Older employees under pressure

In a research article published this month, PSI's Michael White argues that if employees have to work for longer before retirement, it is only fair to improve their working conditions and make jobs more attractive.

But there's little chance of that in a Britain of increasing work pressure, driven by global competition. The signs, in fact, all point to older employees getting increasingly discontented with the deal on offer.

Not so long ago, employees could look forward to extra perks and an easier work regime as they moved towards retirement. This motivated employees at all ages to become loyal to the organisation. But with the emphasis on cost-cutting, employers have enforced a leaner/meaner regime of long hours and tight controls likely to hurt the older employee most.

Michael White draws on national surveys to prove the point. These show that over the 1990s and into the 2000s, older employees expressed deteriorating attitudes to their organisations compared with the younger section of the workforce.

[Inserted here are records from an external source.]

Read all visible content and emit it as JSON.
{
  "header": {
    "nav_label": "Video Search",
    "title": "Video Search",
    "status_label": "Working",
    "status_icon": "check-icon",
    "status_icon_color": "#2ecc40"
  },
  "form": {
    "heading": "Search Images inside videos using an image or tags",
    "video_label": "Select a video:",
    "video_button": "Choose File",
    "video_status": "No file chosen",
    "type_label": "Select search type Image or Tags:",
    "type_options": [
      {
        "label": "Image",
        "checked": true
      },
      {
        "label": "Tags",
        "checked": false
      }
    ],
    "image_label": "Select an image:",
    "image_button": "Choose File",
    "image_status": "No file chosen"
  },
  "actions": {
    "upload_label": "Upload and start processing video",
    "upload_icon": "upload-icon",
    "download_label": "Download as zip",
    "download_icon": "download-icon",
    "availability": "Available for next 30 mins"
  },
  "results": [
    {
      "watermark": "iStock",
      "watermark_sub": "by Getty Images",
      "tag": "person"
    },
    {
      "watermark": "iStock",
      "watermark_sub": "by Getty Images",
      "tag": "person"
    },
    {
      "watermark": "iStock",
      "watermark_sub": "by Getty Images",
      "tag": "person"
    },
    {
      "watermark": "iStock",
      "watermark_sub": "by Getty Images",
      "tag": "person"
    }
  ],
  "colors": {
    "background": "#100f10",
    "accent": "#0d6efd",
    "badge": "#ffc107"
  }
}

He concludes that government and employers have failed to deal fairly with older employees by allowing a declining quality of working life along with the enforced delay of retirement.

For further details, see the article, Older employees under pressure?, in the June 2012 issue of Work, Employment and Society.